Pay extra focus to your teeth while keeping brushing. Although some vapers may have problems, it’s obvious that many people haven’t experienced issues. The explanation just for this is likely that lots of vapers maintain their teeth generally. Brush at least twice a day to minimise any risk and be on the lookout for potential issues. When you notice a difficulty, go to your dentist and obtain it sorted out.
Fortunately this really is all pretty simple, and apart from the second suggestion you’ll more likely be doing all you need to anyway. However, when you learn to notice issues or perhaps you feel ecigrreviews your teeth are getting worse, taking steps to lessen dehydration and paying extra focus to your teeth is a good idea, in addition to seeing your dentist.
While e-cig might be a lot better for the teeth than smoking, you will still find potential issues as a result of dehydration and even possibly to do with nicotine. However, it’s important to obtain a little bit of perspective before you take any drastic action, particularly with so little evidence to backup any concerns.

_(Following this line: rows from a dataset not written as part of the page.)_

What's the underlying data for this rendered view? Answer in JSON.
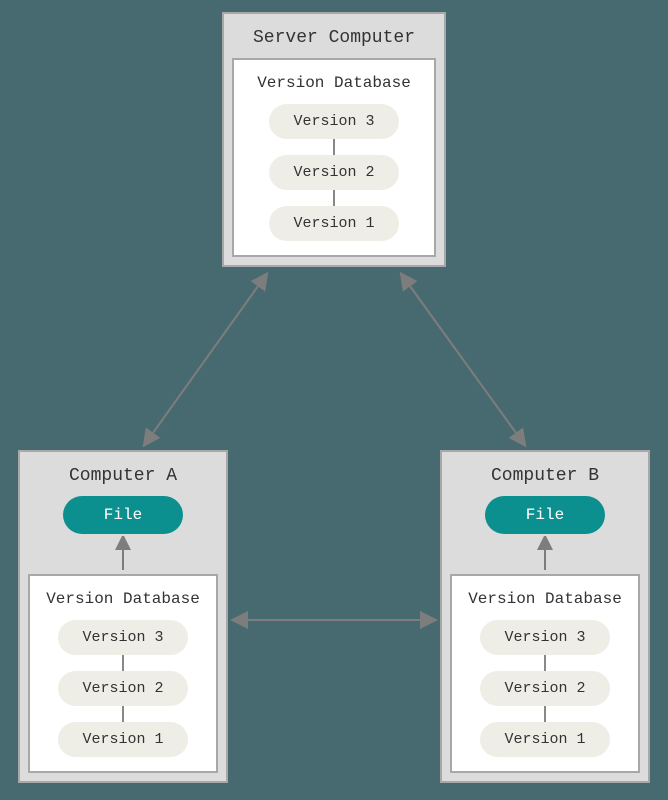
{
  "server": {
    "title": "Server Computer",
    "database": {
      "title": "Version Database",
      "versions": [
        "Version 3",
        "Version 2",
        "Version 1"
      ]
    }
  },
  "computerA": {
    "title": "Computer A",
    "file_label": "File",
    "database": {
      "title": "Version Database",
      "versions": [
        "Version 3",
        "Version 2",
        "Version 1"
      ]
    }
  },
  "computerB": {
    "title": "Computer B",
    "file_label": "File",
    "database": {
      "title": "Version Database",
      "versions": [
        "Version 3",
        "Version 2",
        "Version 1"
      ]
    }
  },
  "colors": {
    "background": "#476a70",
    "box_bg": "#dcdcdc",
    "box_border": "#a8a8a8",
    "file_pill": "#0c8f8f",
    "version_pill": "#efeee6",
    "arrow": "#7d7d7d"
  }
}
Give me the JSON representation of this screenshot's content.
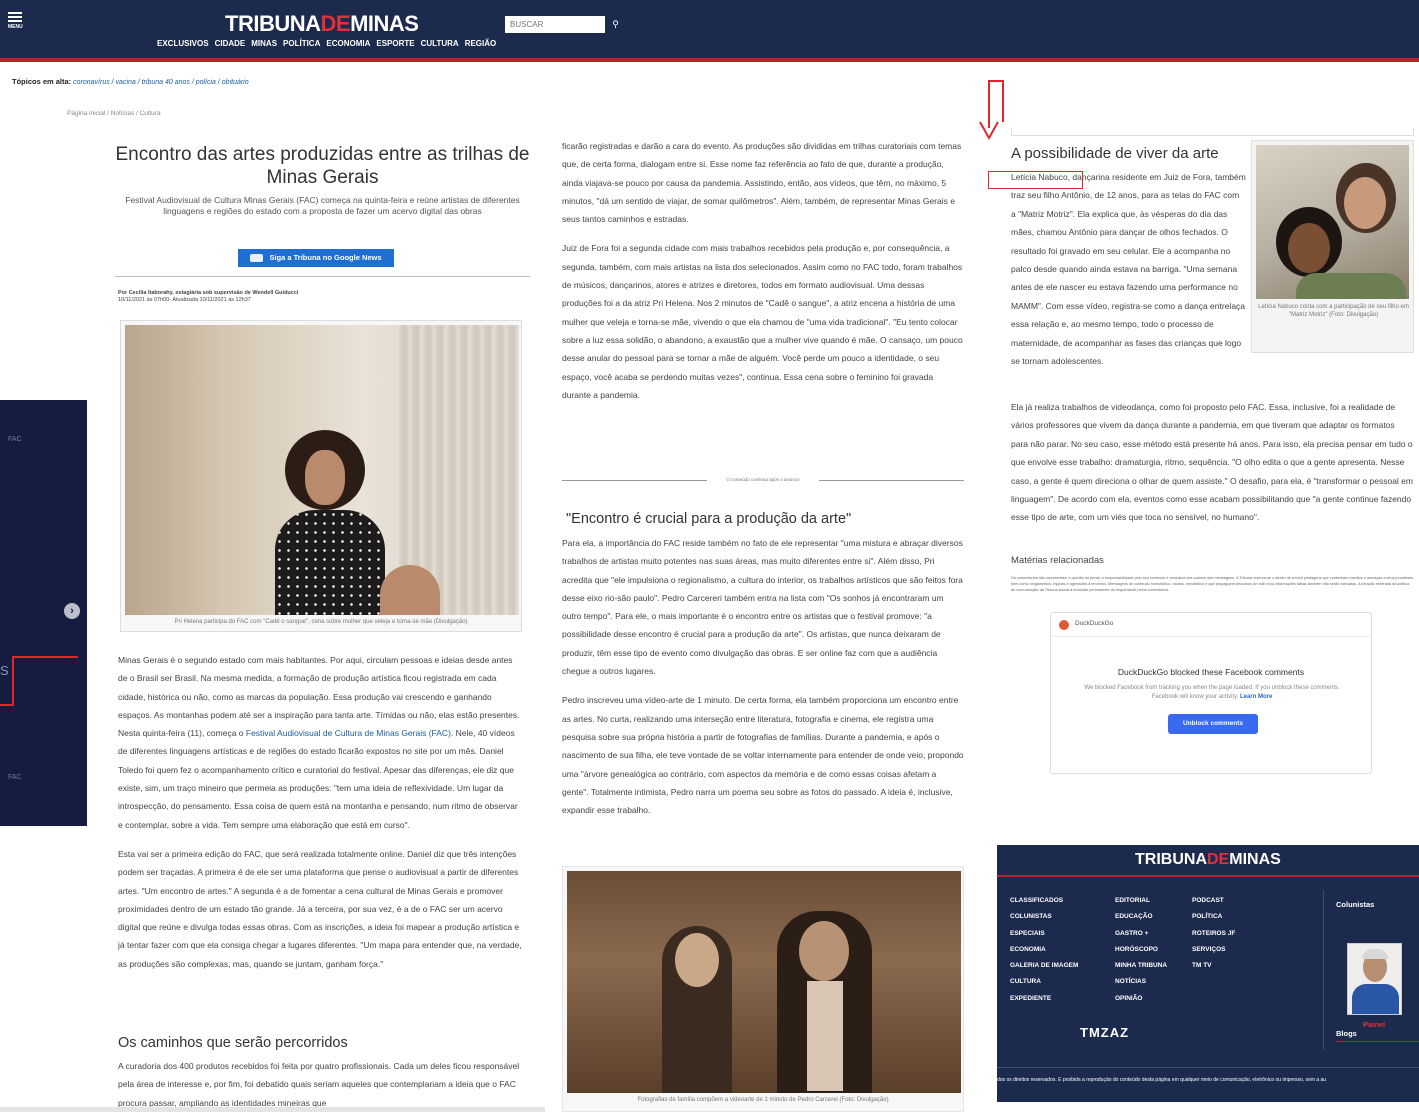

If you’re switching to a low-risk form of nicotine use, it’s unlikely to become due to your teeth. You might have lungs to worry about, not to mention your heart along with a lot else. The study to date mainly targets these more serious risks. So even though vaping does end up having some effect on your teeth or gums, it won’t change the point that vaping is a better idea than smoking. There are more priorities.